Construction was started in 1499 by the Danish knight Jens Holgersen Ulfstand and stone-cutter-mason and architect Adam van Düren, a North German master who also worked on Lund Cathedral. Construction was completed in 1506.

Ulfstand was a councillor, nobleman and admiral serving under John I of Denmark and many objects have been uncovered during archeological excavations that demonstrate the extravagant lifestyle of the knight's family at Glimmingehus up until Ulfstand's death in 1523. Some of the most expensive objects for sale in Europe during this period, such as Venetian glass, painted glass from the Rhine district and Spanish ceramics have been found here. Evidence of the family's wealth can also be seen inside the stone fortress, where everyday comforts for the knight's family included hot air channels in the walls and bench seats in the window recesses. Although considered comfortable for its period, it has also been argued that Glimmingehus was an expression of "Knighthood nostalgia" and not considered opulent or progressive enough even to the knight's contemporaries and especially not to later generations of the Scanian nobility. Glimmingehus is thought to have served as a residential castle for only a few generations before being transformed into a storage facility for grain.

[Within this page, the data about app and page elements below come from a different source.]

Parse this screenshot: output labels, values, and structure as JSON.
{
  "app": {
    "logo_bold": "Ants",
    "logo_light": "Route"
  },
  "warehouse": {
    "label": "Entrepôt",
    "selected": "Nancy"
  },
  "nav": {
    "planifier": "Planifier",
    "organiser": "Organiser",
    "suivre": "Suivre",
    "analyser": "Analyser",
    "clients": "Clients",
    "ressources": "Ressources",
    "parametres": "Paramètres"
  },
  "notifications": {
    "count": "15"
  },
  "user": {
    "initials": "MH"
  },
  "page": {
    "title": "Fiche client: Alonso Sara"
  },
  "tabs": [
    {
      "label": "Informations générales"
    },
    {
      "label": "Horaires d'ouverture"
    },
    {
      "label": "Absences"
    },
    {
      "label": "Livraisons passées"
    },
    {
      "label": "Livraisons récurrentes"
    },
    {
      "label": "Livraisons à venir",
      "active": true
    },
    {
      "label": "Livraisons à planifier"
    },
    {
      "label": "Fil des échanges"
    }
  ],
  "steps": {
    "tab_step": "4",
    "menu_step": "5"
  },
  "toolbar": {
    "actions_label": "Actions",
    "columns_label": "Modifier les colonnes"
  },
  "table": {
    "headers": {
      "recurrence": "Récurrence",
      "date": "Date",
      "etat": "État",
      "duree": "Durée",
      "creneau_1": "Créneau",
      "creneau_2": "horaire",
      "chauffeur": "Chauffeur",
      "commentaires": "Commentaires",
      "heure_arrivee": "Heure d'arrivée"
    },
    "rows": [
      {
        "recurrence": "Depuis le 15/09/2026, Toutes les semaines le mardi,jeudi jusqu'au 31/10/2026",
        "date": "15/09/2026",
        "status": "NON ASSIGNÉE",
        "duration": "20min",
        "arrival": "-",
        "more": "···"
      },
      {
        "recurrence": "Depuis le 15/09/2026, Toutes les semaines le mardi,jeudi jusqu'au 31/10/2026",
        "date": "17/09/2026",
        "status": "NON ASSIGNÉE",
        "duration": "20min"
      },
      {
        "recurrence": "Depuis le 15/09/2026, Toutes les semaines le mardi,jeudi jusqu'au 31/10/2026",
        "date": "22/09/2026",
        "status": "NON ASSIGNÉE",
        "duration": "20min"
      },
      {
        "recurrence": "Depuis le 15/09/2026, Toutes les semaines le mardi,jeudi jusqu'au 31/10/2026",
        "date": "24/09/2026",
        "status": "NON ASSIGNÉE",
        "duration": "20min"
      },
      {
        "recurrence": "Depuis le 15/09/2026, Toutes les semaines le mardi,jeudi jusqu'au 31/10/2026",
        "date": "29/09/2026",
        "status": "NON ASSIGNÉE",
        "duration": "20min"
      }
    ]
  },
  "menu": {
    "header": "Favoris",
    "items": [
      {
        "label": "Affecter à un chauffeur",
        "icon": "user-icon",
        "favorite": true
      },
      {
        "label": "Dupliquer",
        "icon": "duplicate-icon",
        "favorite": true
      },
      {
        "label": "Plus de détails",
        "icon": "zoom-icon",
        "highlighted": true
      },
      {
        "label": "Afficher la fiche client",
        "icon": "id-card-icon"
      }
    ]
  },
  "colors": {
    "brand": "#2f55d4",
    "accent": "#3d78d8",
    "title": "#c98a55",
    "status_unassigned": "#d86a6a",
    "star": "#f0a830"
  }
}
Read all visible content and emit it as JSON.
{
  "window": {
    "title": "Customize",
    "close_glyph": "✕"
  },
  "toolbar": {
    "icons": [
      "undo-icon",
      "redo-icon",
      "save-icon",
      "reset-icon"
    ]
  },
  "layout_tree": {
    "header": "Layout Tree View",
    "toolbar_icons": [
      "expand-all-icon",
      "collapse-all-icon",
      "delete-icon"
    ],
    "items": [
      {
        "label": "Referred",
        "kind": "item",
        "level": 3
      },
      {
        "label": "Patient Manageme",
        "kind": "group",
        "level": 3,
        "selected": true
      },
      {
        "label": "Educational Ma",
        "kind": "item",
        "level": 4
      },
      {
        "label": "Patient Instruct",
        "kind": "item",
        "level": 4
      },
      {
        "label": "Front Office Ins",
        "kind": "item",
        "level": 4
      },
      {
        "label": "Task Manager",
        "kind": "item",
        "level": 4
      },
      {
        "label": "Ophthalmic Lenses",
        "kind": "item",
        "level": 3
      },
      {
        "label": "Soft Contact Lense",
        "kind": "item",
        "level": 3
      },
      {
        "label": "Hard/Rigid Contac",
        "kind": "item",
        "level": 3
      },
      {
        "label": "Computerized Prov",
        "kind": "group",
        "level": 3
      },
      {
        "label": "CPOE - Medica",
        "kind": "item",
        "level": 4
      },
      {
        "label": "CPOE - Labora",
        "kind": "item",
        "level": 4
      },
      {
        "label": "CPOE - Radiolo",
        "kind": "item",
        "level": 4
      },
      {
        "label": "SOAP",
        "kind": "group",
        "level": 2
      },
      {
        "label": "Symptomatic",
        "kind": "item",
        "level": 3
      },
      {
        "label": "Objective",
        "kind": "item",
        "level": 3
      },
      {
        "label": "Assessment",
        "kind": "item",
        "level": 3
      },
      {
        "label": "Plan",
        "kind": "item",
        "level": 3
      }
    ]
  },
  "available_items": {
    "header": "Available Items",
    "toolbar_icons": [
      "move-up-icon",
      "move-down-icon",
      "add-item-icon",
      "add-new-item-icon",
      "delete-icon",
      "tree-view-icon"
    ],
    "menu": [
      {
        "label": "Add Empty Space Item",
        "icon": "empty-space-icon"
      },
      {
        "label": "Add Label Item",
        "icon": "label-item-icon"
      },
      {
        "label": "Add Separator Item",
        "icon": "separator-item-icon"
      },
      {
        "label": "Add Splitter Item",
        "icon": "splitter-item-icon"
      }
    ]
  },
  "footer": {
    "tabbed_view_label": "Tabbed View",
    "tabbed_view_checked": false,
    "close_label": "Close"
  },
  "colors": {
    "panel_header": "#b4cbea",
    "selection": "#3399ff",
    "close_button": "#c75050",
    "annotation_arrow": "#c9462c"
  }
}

An order from Charles XI to the administrators of the Swedish dominion of Scania in 1676 to demolish the castle, in order to ensure that it would not fall into the hands of the Danish king during the Scanian War, could not be executed. A first attempt, in which 20 Scanian farmers were ordered to assist, proved unsuccessful. An additional force of 130 men were sent to Glimmingehus to execute the order in a second attempt. However, before they could carry out the order, a Danish-Dutch naval division arrived in Ystad, and the Swedes had to abandon the demolition attempts. Throughout the 18th century the castle was used as deposit for agricultural produce and in 1924 it was donated to the Swedish state. Today it is administered by the Swedish National Heritage Board.

On site there is a museum, medieval kitchen, shop and restaurant and coffee house. During summer time there are several guided tours daily. In local folklore, the castle is described as haunted by multiple ghosts and the tradition of storytelling inspired by the castle is continued in the summer events at the castle called "Strange stories and terrifying tales".